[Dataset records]
++++++
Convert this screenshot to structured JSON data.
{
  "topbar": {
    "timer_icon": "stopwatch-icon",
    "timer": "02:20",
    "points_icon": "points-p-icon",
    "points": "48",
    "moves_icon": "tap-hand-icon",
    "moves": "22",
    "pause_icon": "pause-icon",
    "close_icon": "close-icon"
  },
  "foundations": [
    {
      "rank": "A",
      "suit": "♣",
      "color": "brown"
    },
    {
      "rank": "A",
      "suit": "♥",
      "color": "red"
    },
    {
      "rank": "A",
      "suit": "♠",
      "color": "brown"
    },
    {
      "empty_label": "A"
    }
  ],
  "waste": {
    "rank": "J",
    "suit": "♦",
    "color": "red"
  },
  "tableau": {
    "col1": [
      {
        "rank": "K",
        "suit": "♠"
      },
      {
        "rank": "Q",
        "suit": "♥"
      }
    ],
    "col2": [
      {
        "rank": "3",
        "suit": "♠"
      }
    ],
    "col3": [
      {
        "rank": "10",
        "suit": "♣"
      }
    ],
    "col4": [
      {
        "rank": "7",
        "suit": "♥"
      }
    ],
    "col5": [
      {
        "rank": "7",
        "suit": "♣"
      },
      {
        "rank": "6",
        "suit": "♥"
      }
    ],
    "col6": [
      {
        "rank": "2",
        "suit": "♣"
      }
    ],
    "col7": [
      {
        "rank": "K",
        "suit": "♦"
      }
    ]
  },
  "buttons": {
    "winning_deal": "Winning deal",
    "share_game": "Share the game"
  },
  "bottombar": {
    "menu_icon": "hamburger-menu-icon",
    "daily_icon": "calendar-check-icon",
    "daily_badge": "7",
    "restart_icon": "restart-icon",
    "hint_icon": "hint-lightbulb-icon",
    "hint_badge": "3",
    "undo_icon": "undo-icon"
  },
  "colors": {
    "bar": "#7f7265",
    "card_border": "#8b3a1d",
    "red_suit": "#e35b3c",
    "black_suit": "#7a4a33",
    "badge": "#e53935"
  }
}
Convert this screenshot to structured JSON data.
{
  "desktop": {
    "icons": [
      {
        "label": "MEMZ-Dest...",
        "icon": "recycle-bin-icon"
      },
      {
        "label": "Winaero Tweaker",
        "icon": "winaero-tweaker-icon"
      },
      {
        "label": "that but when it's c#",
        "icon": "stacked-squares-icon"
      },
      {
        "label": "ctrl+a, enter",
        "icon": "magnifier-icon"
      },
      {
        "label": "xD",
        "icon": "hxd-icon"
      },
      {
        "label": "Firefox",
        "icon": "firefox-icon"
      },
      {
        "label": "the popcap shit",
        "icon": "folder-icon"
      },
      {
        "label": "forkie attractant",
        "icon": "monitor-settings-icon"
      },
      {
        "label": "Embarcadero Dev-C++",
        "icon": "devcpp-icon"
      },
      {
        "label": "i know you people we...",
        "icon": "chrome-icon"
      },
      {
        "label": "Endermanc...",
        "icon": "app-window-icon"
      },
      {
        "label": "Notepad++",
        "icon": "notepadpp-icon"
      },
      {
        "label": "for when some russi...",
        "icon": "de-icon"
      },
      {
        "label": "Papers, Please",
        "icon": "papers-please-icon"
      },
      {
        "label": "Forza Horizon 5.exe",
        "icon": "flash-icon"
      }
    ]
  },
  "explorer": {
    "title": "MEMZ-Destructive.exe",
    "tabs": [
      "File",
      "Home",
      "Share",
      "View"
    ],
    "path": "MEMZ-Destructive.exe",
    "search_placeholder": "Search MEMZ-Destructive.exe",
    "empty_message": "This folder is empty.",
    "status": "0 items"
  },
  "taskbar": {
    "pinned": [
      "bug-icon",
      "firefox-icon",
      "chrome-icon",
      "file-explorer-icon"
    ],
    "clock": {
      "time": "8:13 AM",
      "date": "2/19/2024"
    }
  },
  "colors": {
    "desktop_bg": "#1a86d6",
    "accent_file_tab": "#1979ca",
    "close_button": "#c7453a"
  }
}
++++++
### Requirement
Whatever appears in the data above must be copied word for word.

### Answer to the exercise
Convert this screenshot to structured JSON data.
{
  "topbar": {
    "timer_icon": "stopwatch-icon",
    "timer": "02:20",
    "points_icon": "points-p-icon",
    "points": "48",
    "moves_icon": "tap-hand-icon",
    "moves": "22",
    "pause_icon": "pause-icon",
    "close_icon": "close-icon"
  },
  "foundations": [
    {
      "rank": "A",
      "suit": "♣",
      "color": "brown"
    },
    {
      "rank": "A",
      "suit": "♥",
      "color": "red"
    },
    {
      "rank": "A",
      "suit": "♠",
      "color": "brown"
    },
    {
      "empty_label": "A"
    }
  ],
  "waste": {
    "rank": "J",
    "suit": "♦",
    "color": "red"
  },
  "tableau": {
    "col1": [
      {
        "rank": "K",
        "suit": "♠"
      },
      {
        "rank": "Q",
        "suit": "♥"
      }
    ],
    "col2": [
      {
        "rank": "3",
        "suit": "♠"
      }
    ],
    "col3": [
      {
        "rank": "10",
        "suit": "♣"
      }
    ],
    "col4": [
      {
        "rank": "7",
        "suit": "♥"
      }
    ],
    "col5": [
      {
        "rank": "7",
        "suit": "♣"
      },
      {
        "rank": "6",
        "suit": "♥"
      }
    ],
    "col6": [
      {
        "rank": "2",
        "suit": "♣"
      }
    ],
    "col7": [
      {
        "rank": "K",
        "suit": "♦"
      }
    ]
  },
  "buttons": {
    "winning_deal": "Winning deal",
    "share_game": "Share the game"
  },
  "bottombar": {
    "menu_icon": "hamburger-menu-icon",
    "daily_icon": "calendar-check-icon",
    "daily_badge": "7",
    "restart_icon": "restart-icon",
    "hint_icon": "hint-lightbulb-icon",
    "hint_badge": "3",
    "undo_icon": "undo-icon"
  },
  "colors": {
    "bar": "#7f7265",
    "card_border": "#8b3a1d",
    "red_suit": "#e35b3c",
    "black_suit": "#7a4a33",
    "badge": "#e53935"
  }
}
Convert this screenshot to structured JSON data.
{
  "desktop": {
    "icons": [
      {
        "label": "MEMZ-Dest...",
        "icon": "recycle-bin-icon"
      },
      {
        "label": "Winaero Tweaker",
        "icon": "winaero-tweaker-icon"
      },
      {
        "label": "that but when it's c#",
        "icon": "stacked-squares-icon"
      },
      {
        "label": "ctrl+a, enter",
        "icon": "magnifier-icon"
      },
      {
        "label": "xD",
        "icon": "hxd-icon"
      },
      {
        "label": "Firefox",
        "icon": "firefox-icon"
      },
      {
        "label": "the popcap shit",
        "icon": "folder-icon"
      },
      {
        "label": "forkie attractant",
        "icon": "monitor-settings-icon"
      },
      {
        "label": "Embarcadero Dev-C++",
        "icon": "devcpp-icon"
      },
      {
        "label": "i know you people we...",
        "icon": "chrome-icon"
      },
      {
        "label": "Endermanc...",
        "icon": "app-window-icon"
      },
      {
        "label": "Notepad++",
        "icon": "notepadpp-icon"
      },
      {
        "label": "for when some russi...",
        "icon": "de-icon"
      },
      {
        "label": "Papers, Please",
        "icon": "papers-please-icon"
      },
      {
        "label": "Forza Horizon 5.exe",
        "icon": "flash-icon"
      }
    ]
  },
  "explorer": {
    "title": "MEMZ-Destructive.exe",
    "tabs": [
      "File",
      "Home",
      "Share",
      "View"
    ],
    "path": "MEMZ-Destructive.exe",
    "search_placeholder": "Search MEMZ-Destructive.exe",
    "empty_message": "This folder is empty.",
    "status": "0 items"
  },
  "taskbar": {
    "pinned": [
      "bug-icon",
      "firefox-icon",
      "chrome-icon",
      "file-explorer-icon"
    ],
    "clock": {
      "time": "8:13 AM",
      "date": "2/19/2024"
    }
  },
  "colors": {
    "desktop_bg": "#1a86d6",
    "accent_file_tab": "#1979ca",
    "close_button": "#c7453a"
  }
}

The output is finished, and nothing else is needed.